when you don’t treat me well it’s really unfortunate but not awful,” That’s anti-awfulizing and fight preventing thinking. “I very much prefer life to be fair but unfortunately it doesn’t have to be the way I want it to be, and if life is unfair that’s very bad, but not the end of the world.” See the difference?
An anti-awfulizing belief stems from the full preference that I’d like things not to be as bad as they are, but that doesn’t mean that they must not be and it is non-extreme in the sense that the person believes at the time one or more of the following:
1 things could always be worse;
2 the event in question is less than 100 per cent bad;
3 some good could come from this bad event.
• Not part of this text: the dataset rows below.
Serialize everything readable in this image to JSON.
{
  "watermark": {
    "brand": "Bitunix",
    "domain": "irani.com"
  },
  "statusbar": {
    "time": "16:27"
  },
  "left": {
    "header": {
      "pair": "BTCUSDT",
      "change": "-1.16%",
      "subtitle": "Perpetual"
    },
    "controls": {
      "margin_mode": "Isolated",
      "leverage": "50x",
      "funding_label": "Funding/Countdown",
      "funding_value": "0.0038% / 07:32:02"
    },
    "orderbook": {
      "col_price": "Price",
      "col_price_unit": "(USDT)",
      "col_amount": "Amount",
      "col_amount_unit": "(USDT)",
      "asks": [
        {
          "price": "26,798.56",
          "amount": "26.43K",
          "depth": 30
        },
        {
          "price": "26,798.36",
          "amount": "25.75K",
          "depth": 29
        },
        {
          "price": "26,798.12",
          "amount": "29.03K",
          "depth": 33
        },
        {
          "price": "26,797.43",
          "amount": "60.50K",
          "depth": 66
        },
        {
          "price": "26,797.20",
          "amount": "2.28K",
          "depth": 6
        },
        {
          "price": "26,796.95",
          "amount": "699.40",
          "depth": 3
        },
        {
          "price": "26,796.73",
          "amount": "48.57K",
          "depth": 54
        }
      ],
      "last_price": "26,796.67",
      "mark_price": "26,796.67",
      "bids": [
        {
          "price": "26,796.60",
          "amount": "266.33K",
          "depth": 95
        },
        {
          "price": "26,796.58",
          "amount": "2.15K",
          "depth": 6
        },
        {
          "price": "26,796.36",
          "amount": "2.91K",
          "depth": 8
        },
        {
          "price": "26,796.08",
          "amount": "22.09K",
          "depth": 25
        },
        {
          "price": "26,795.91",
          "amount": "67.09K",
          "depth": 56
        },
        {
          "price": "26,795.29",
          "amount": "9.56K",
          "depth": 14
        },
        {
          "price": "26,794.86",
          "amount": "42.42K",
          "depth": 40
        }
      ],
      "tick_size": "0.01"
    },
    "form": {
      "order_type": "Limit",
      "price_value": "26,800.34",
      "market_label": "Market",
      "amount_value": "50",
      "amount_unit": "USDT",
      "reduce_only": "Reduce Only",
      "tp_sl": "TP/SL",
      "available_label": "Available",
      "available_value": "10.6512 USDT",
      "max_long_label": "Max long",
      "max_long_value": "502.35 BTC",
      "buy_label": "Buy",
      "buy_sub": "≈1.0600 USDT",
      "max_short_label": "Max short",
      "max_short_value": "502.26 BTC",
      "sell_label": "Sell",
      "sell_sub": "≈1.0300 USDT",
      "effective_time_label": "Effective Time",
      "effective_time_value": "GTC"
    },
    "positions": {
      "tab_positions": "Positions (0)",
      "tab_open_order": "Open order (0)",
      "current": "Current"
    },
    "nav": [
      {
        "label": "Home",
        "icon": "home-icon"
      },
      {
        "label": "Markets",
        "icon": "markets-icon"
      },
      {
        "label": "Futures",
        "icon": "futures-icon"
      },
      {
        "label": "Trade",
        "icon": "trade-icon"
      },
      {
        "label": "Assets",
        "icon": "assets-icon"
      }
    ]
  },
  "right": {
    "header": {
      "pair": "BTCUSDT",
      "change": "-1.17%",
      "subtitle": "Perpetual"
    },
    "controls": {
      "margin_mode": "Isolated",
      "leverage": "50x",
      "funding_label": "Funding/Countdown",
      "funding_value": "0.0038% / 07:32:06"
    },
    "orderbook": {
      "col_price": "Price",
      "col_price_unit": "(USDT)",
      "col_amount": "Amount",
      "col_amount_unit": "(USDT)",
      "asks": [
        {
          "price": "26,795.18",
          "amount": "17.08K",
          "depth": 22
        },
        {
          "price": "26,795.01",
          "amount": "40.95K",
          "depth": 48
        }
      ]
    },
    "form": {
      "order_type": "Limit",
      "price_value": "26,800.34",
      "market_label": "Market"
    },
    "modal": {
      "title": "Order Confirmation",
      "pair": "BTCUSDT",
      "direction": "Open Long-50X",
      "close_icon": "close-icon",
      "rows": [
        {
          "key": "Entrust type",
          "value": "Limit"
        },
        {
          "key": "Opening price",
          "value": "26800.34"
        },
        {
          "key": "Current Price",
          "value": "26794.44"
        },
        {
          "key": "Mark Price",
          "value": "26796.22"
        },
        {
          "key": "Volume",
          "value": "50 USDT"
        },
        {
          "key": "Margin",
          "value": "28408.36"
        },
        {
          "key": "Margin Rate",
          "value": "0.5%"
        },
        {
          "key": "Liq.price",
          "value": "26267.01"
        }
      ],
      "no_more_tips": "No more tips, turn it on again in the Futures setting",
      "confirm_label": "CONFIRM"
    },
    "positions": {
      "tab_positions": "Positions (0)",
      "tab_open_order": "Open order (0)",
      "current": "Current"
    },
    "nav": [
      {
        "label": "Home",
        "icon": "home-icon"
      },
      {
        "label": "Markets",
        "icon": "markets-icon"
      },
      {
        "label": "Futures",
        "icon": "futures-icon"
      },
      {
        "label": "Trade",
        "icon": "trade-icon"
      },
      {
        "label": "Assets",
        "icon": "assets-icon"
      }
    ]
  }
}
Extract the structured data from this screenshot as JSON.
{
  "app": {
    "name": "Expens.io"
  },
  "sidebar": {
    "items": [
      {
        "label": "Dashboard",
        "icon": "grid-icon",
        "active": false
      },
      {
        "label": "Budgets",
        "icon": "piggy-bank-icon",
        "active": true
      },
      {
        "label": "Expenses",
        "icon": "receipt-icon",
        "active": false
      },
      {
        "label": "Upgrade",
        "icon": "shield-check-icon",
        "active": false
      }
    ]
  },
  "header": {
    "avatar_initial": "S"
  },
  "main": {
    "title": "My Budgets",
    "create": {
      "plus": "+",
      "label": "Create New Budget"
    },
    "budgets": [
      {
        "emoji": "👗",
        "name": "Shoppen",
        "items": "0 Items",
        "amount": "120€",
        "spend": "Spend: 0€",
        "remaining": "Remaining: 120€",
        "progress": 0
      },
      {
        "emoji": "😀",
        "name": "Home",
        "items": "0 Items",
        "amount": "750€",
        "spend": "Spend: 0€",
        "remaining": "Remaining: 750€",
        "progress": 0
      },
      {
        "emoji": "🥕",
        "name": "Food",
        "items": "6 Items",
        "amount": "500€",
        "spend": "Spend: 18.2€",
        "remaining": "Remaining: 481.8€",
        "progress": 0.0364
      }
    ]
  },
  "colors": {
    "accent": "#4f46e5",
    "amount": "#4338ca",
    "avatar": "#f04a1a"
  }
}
It’s been observed that compassion is the happiest mental state ever recorded in the history of neuroscience. That’s amazing! So more and more, workplaces are teaching methods to increase mindfulness, empathy and compassion. By delving into our own mindsets, our thinking patterns, especially our irrational thinking patterns, we begin to dissolve these demanding types of thoughts and replace them with far more empathic and compassionate ones. Think a disagreement might sound different from that perspective instead of the thinking that turns off the light in your mind? This level of increased self-awareness is a deeply distruptive tool to defuse anger and potential rage in the workplace. The link is what you think afterall. Most importantly, it is ALL in your head.